Draft of Senate Bill Reveals Full Scope of Rail Funding
July 30, 2021
By Sean Jeans-Gail
Rail Passengers reported yesterday that the Bipartisan Infrastructure Framework (BIF) was “a welcome first step,” but well below what was outlined in President Biden’s ambitious plan to transform passenger rail based on a review of summary documents. However, I’m happy to report that the release of the draft bill text suggests our original analysis was too pessimistic.
Having reviewed the draft bill text integrating the BIF and the Senate’s Surface Transportation Investment Act (STIA) of 2021, it appears that Senate has combined the two investment bills to create a truly ambitious investment program in passenger rail in the U.S. Combining both the BIF and STIA 2021, the bill outlines $102 billion in rail investment over the next five years – a transformational figure. (NB: the final text of the bill is expected to be filed in the Senate tomorrow, so this analysis is based on a discussion draft Rail Passengers received earlier today.)
It’s important to note that future appropriations aren’t guaranteed in the absence of a passenger rail trust fund. That means only $66 billion of the rail funds are guaranteed, with the remainder at the discretion of appropriators. There’s no assurance that the additional $36 billion in investment will ever fully materialize. This creates uncertainty in how the guaranteed funds would be used, hindering the ability of States and Amtrak to effectively execute multi-year capitalization plans.
However, it is also true that the draft text of the Senate’s bill reveals a more ambitious vision for passenger rail than we first credited it with. It provides Amtrak with $22 billion in dedicated capital funds, allowing it to address maintenance backlog of rolling stock, facilities, and stations; acquire trainsets to replace obsolete equipment – including on Amtrak’s long-distance and state-supported services; and upgrade reservations, security, training centers, and technology. It also guarantees $36 billion in competitive grants to make repairs and upgrades to the NEC and the National Network, including both State-supported and long-distance routes.

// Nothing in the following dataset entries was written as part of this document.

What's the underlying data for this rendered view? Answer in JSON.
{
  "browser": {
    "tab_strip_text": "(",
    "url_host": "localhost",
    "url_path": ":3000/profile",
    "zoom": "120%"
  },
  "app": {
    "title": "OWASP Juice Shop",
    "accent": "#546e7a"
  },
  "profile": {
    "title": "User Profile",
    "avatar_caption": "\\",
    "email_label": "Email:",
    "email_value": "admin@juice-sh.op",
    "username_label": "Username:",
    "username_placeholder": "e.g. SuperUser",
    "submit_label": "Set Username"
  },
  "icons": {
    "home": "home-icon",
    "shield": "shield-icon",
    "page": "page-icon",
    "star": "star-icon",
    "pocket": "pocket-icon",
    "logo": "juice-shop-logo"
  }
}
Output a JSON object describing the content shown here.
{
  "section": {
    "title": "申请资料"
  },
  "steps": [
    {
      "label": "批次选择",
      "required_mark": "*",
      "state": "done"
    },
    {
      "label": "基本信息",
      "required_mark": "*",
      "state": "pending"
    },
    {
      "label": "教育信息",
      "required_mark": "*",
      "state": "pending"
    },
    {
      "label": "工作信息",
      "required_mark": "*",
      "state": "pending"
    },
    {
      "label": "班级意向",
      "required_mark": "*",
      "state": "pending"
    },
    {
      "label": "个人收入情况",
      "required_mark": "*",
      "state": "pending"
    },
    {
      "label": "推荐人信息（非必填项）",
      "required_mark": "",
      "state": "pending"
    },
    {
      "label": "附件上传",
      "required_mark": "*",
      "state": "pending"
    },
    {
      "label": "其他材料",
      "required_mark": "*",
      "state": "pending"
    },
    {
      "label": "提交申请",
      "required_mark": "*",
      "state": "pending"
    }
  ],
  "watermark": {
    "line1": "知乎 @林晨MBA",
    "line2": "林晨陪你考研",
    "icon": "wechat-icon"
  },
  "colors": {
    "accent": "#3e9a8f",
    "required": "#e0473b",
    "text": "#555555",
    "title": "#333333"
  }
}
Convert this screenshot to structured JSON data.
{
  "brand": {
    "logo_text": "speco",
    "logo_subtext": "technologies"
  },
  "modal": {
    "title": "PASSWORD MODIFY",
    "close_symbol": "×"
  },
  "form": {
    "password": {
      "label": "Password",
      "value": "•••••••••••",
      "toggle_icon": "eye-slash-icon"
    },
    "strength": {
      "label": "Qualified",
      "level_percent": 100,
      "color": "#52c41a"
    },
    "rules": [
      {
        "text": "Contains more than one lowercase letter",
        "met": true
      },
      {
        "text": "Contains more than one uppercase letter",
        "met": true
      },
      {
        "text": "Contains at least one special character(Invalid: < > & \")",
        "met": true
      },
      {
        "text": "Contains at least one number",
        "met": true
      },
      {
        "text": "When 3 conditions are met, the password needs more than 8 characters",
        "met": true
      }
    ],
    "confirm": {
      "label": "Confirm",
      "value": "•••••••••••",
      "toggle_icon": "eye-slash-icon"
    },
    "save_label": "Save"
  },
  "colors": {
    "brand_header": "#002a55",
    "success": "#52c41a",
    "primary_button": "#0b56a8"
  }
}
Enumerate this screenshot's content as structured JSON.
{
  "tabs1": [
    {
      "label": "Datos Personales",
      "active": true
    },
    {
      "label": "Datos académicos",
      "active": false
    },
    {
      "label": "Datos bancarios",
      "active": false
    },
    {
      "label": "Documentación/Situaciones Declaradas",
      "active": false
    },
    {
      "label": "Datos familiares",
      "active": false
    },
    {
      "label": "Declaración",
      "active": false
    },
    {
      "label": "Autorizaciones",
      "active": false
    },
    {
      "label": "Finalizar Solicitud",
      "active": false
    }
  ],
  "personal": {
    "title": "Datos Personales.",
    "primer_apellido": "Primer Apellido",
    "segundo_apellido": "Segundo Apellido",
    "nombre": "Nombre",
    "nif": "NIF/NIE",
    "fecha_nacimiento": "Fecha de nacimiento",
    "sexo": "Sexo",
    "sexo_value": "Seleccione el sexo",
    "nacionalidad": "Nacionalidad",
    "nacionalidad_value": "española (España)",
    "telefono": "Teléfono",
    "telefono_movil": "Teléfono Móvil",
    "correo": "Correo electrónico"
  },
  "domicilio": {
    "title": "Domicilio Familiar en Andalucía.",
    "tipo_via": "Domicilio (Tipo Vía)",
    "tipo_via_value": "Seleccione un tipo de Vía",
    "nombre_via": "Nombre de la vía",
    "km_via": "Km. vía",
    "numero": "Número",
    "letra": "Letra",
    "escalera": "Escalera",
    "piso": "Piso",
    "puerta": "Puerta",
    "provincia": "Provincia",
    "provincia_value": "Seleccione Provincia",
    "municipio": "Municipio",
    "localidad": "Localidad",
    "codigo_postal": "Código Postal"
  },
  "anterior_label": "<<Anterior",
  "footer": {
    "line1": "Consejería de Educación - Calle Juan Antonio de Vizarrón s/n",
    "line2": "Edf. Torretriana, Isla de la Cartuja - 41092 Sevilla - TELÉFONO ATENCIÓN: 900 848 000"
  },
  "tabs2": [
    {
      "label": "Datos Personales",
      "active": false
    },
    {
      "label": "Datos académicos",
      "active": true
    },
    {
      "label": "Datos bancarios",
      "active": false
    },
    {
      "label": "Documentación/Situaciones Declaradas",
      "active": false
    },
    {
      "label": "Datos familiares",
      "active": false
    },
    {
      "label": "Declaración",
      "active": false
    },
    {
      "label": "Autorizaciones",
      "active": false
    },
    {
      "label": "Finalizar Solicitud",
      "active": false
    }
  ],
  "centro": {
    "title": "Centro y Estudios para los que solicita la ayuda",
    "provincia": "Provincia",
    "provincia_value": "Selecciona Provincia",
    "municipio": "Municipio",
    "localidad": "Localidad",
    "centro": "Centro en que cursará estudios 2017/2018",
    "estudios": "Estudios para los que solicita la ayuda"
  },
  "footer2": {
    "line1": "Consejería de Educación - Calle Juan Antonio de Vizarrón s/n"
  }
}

And finally, it gives passengers an opportunity to organize to secure that outstanding $36 billion in coming years. While it will be difficult to convince appropriators to provide capital funds in addition to what the BIF provides, it will be critical that we continue to fight for that additional investment – it’s that funding that determines whether this infrastructure package shores up the existing network or begins the process of significantly expanding service to the tens of millions of Americans who want access to modern train service.
We’ve provided a full funding breakdown of both the STIA and BIF below, and apologize to our members for the incomplete picture we provided yesterday.
Rail Passengers looks forward to improving this bill in conference and – ultimately – working with Congress to ensure that the full promise of this bill is realized.
"Saving the Pennsylvanian (New York-Pittsburgh train) was a local effort but it was tremendously useful to have a national organization [NARP] to call upon for information and support. It was the combination of the local and national groups that made this happen."
Michael Alexander, NARP Council Member
April 6, 2013, at the Harrisburg PA membership meeting of NARP